→ **ABOUT THIS TASK**: Each line of the data must reappear exactly in your answer, with no images included.

(Items from an interface collection)
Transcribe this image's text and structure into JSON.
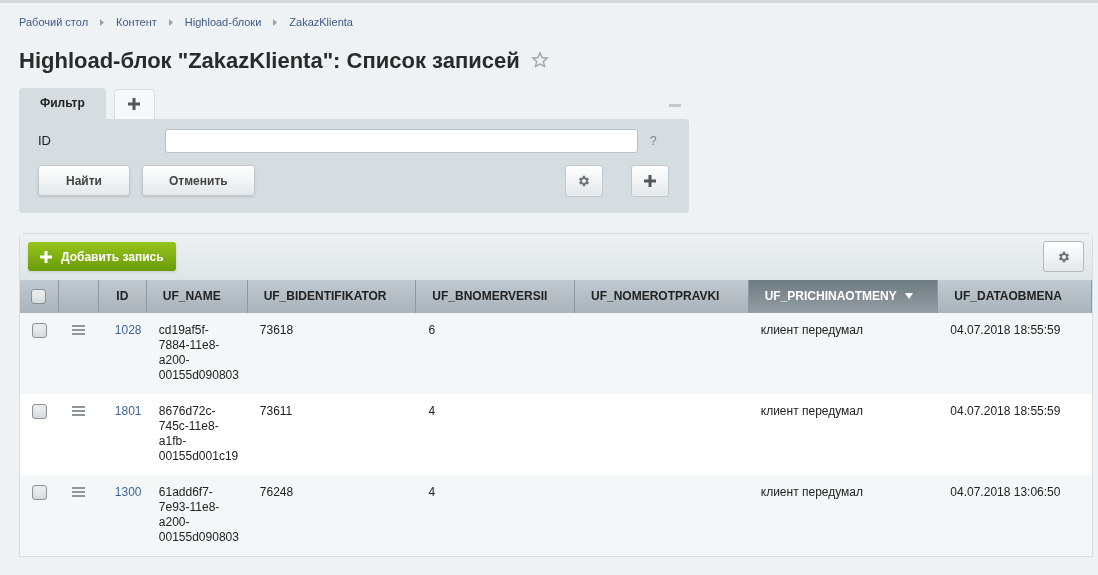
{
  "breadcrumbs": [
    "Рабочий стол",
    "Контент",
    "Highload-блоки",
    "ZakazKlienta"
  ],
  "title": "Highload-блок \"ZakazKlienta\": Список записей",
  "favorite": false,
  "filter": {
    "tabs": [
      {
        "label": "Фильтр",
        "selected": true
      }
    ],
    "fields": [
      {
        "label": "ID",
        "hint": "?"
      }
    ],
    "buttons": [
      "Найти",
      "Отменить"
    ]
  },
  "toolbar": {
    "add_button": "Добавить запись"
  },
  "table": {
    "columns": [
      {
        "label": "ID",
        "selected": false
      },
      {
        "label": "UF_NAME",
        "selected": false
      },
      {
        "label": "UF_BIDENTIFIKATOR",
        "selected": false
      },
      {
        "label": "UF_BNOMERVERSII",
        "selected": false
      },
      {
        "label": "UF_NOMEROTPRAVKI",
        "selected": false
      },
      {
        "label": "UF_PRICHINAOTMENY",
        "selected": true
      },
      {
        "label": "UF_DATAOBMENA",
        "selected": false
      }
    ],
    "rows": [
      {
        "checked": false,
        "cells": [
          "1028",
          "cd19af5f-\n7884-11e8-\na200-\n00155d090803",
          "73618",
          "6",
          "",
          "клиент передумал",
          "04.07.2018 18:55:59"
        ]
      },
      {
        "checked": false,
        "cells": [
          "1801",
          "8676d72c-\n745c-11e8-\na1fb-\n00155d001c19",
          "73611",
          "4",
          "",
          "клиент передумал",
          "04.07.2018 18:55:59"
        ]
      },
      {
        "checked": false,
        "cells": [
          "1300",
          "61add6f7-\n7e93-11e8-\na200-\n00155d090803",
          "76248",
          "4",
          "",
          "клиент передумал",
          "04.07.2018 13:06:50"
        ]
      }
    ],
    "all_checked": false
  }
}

→ **RESPONSE**:
Transcribe this image's text and structure into JSON.
{
  "breadcrumbs": [
    "Рабочий стол",
    "Контент",
    "Highload-блоки",
    "ZakazKlienta"
  ],
  "title": "Highload-блок \"ZakazKlienta\": Список записей",
  "favorite": false,
  "filter": {
    "tabs": [
      {
        "label": "Фильтр",
        "selected": true
      }
    ],
    "fields": [
      {
        "label": "ID",
        "hint": "?"
      }
    ],
    "buttons": [
      "Найти",
      "Отменить"
    ]
  },
  "toolbar": {
    "add_button": "Добавить запись"
  },
  "table": {
    "columns": [
      {
        "label": "ID",
        "selected": false
      },
      {
        "label": "UF_NAME",
        "selected": false
      },
      {
        "label": "UF_BIDENTIFIKATOR",
        "selected": false
      },
      {
        "label": "UF_BNOMERVERSII",
        "selected": false
      },
      {
        "label": "UF_NOMEROTPRAVKI",
        "selected": false
      },
      {
        "label": "UF_PRICHINAOTMENY",
        "selected": true
      },
      {
        "label": "UF_DATAOBMENA",
        "selected": false
      }
    ],
    "rows": [
      {
        "checked": false,
        "cells": [
          "1028",
          "cd19af5f-\n7884-11e8-\na200-\n00155d090803",
          "73618",
          "6",
          "",
          "клиент передумал",
          "04.07.2018 18:55:59"
        ]
      },
      {
        "checked": false,
        "cells": [
          "1801",
          "8676d72c-\n745c-11e8-\na1fb-\n00155d001c19",
          "73611",
          "4",
          "",
          "клиент передумал",
          "04.07.2018 18:55:59"
        ]
      },
      {
        "checked": false,
        "cells": [
          "1300",
          "61add6f7-\n7e93-11e8-\na200-\n00155d090803",
          "76248",
          "4",
          "",
          "клиент передумал",
          "04.07.2018 13:06:50"
        ]
      }
    ],
    "all_checked": false
  }
}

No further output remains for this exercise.